((

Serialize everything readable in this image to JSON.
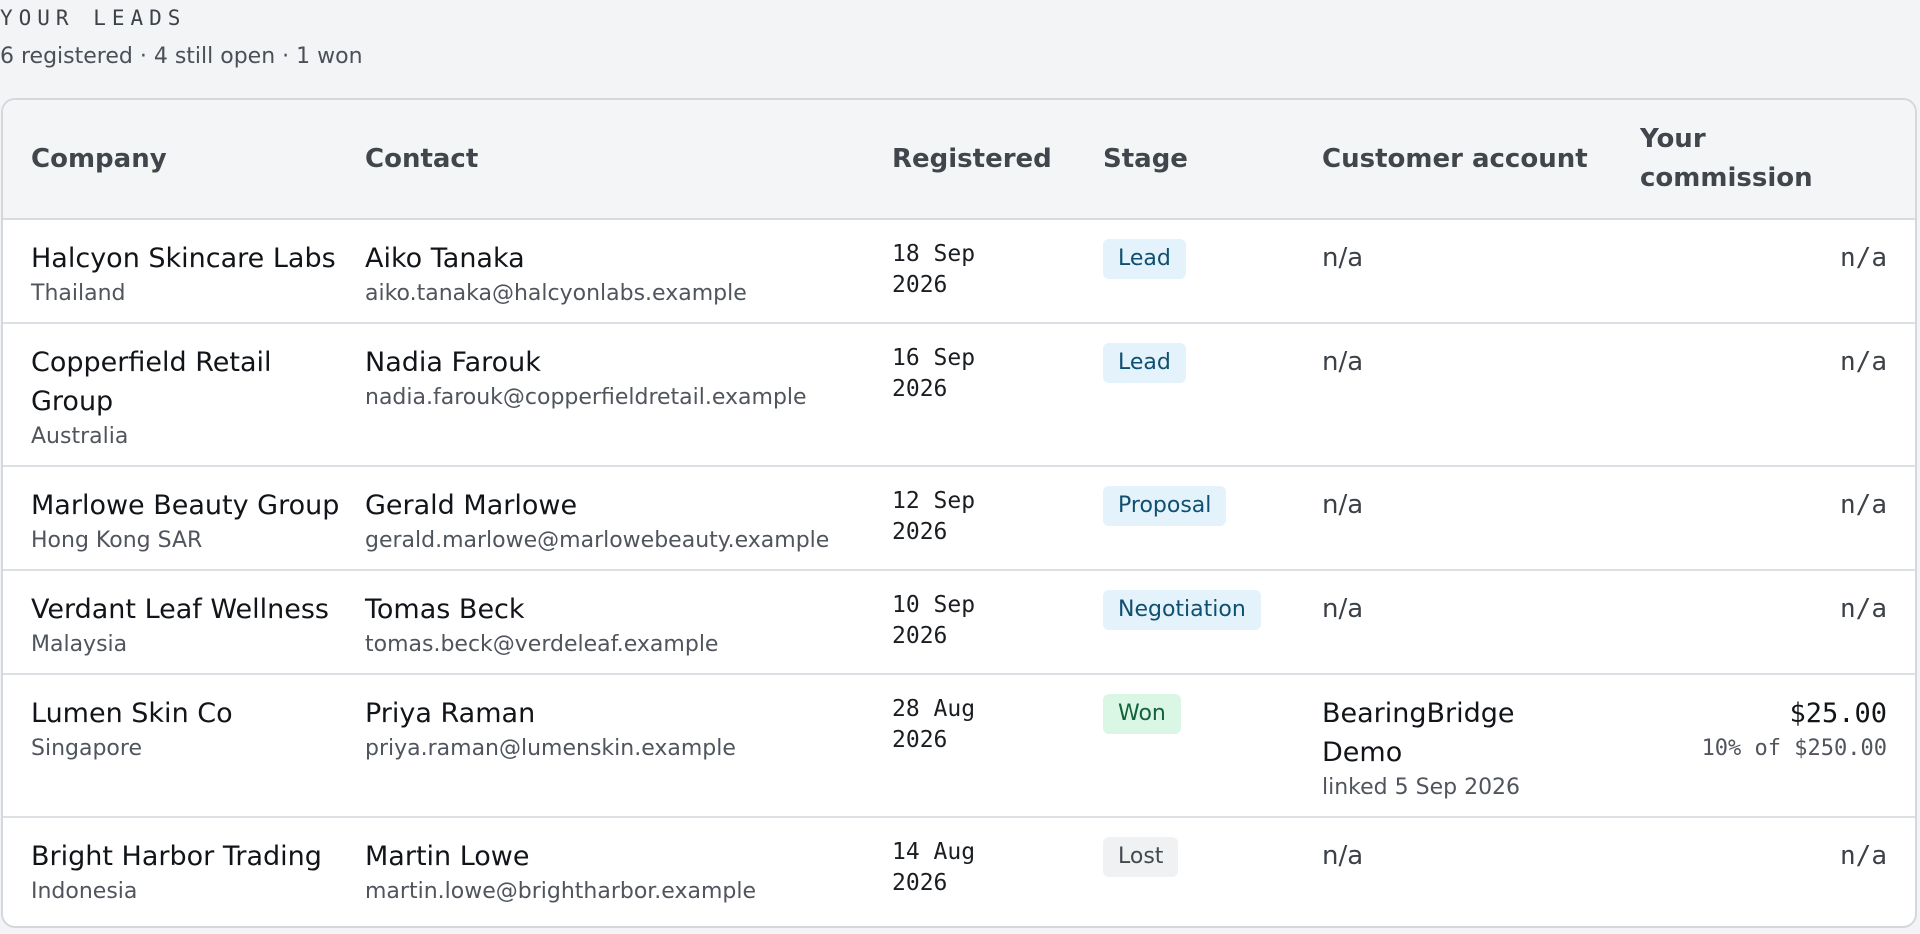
{
  "header": {
    "eyebrow": "YOUR LEADS",
    "summary": "6 registered · 4 still open · 1 won"
  },
  "table": {
    "columns": {
      "company": "Company",
      "contact": "Contact",
      "registered": "Registered",
      "stage": "Stage",
      "customer_account": "Customer account",
      "commission": "Your commission"
    },
    "rows": [
      {
        "company": "Halcyon Skincare Labs",
        "country": "Thailand",
        "contact_name": "Aiko Tanaka",
        "contact_email": "aiko.tanaka@halcyonlabs.example",
        "registered": "18 Sep 2026",
        "stage": "Lead",
        "account": "n/a",
        "commission": "n/a"
      },
      {
        "company": "Copperfield Retail Group",
        "country": "Australia",
        "contact_name": "Nadia Farouk",
        "contact_email": "nadia.farouk@copperfieldretail.example",
        "registered": "16 Sep 2026",
        "stage": "Lead",
        "account": "n/a",
        "commission": "n/a"
      },
      {
        "company": "Marlowe Beauty Group",
        "country": "Hong Kong SAR",
        "contact_name": "Gerald Marlowe",
        "contact_email": "gerald.marlowe@marlowebeauty.example",
        "registered": "12 Sep 2026",
        "stage": "Proposal",
        "account": "n/a",
        "commission": "n/a"
      },
      {
        "company": "Verdant Leaf Wellness",
        "country": "Malaysia",
        "contact_name": "Tomas Beck",
        "contact_email": "tomas.beck@verdeleaf.example",
        "registered": "10 Sep 2026",
        "stage": "Negotiation",
        "account": "n/a",
        "commission": "n/a"
      },
      {
        "company": "Lumen Skin Co",
        "country": "Singapore",
        "contact_name": "Priya Raman",
        "contact_email": "priya.raman@lumenskin.example",
        "registered": "28 Aug 2026",
        "stage": "Won",
        "account": "BearingBridge Demo",
        "account_linked": "linked 5 Sep 2026",
        "commission": "$25.00",
        "commission_detail": "10% of $250.00"
      },
      {
        "company": "Bright Harbor Trading",
        "country": "Indonesia",
        "contact_name": "Martin Lowe",
        "contact_email": "martin.lowe@brightharbor.example",
        "registered": "14 Aug 2026",
        "stage": "Lost",
        "account": "n/a",
        "commission": "n/a"
      }
    ]
  },
  "colors": {
    "page_bg": "#f3f4f6",
    "pill_open_bg": "#e3f2fb",
    "pill_open_text": "#0f4f6f",
    "pill_won_bg": "#daf7e5",
    "pill_won_text": "#15613b",
    "pill_lost_bg": "#f0f1f3",
    "pill_lost_text": "#444950"
  }
}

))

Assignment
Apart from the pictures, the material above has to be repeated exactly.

Solution below
Serialize everything readable in this image to JSON.
{
  "header": {
    "eyebrow": "YOUR LEADS",
    "summary": "6 registered · 4 still open · 1 won"
  },
  "table": {
    "columns": {
      "company": "Company",
      "contact": "Contact",
      "registered": "Registered",
      "stage": "Stage",
      "customer_account": "Customer account",
      "commission": "Your commission"
    },
    "rows": [
      {
        "company": "Halcyon Skincare Labs",
        "country": "Thailand",
        "contact_name": "Aiko Tanaka",
        "contact_email": "aiko.tanaka@halcyonlabs.example",
        "registered": "18 Sep 2026",
        "stage": "Lead",
        "account": "n/a",
        "commission": "n/a"
      },
      {
        "company": "Copperfield Retail Group",
        "country": "Australia",
        "contact_name": "Nadia Farouk",
        "contact_email": "nadia.farouk@copperfieldretail.example",
        "registered": "16 Sep 2026",
        "stage": "Lead",
        "account": "n/a",
        "commission": "n/a"
      },
      {
        "company": "Marlowe Beauty Group",
        "country": "Hong Kong SAR",
        "contact_name": "Gerald Marlowe",
        "contact_email": "gerald.marlowe@marlowebeauty.example",
        "registered": "12 Sep 2026",
        "stage": "Proposal",
        "account": "n/a",
        "commission": "n/a"
      },
      {
        "company": "Verdant Leaf Wellness",
        "country": "Malaysia",
        "contact_name": "Tomas Beck",
        "contact_email": "tomas.beck@verdeleaf.example",
        "registered": "10 Sep 2026",
        "stage": "Negotiation",
        "account": "n/a",
        "commission": "n/a"
      },
      {
        "company": "Lumen Skin Co",
        "country": "Singapore",
        "contact_name": "Priya Raman",
        "contact_email": "priya.raman@lumenskin.example",
        "registered": "28 Aug 2026",
        "stage": "Won",
        "account": "BearingBridge Demo",
        "account_linked": "linked 5 Sep 2026",
        "commission": "$25.00",
        "commission_detail": "10% of $250.00"
      },
      {
        "company": "Bright Harbor Trading",
        "country": "Indonesia",
        "contact_name": "Martin Lowe",
        "contact_email": "martin.lowe@brightharbor.example",
        "registered": "14 Aug 2026",
        "stage": "Lost",
        "account": "n/a",
        "commission": "n/a"
      }
    ]
  },
  "colors": {
    "page_bg": "#f3f4f6",
    "pill_open_bg": "#e3f2fb",
    "pill_open_text": "#0f4f6f",
    "pill_won_bg": "#daf7e5",
    "pill_won_text": "#15613b",
    "pill_lost_bg": "#f0f1f3",
    "pill_lost_text": "#444950"
  }
}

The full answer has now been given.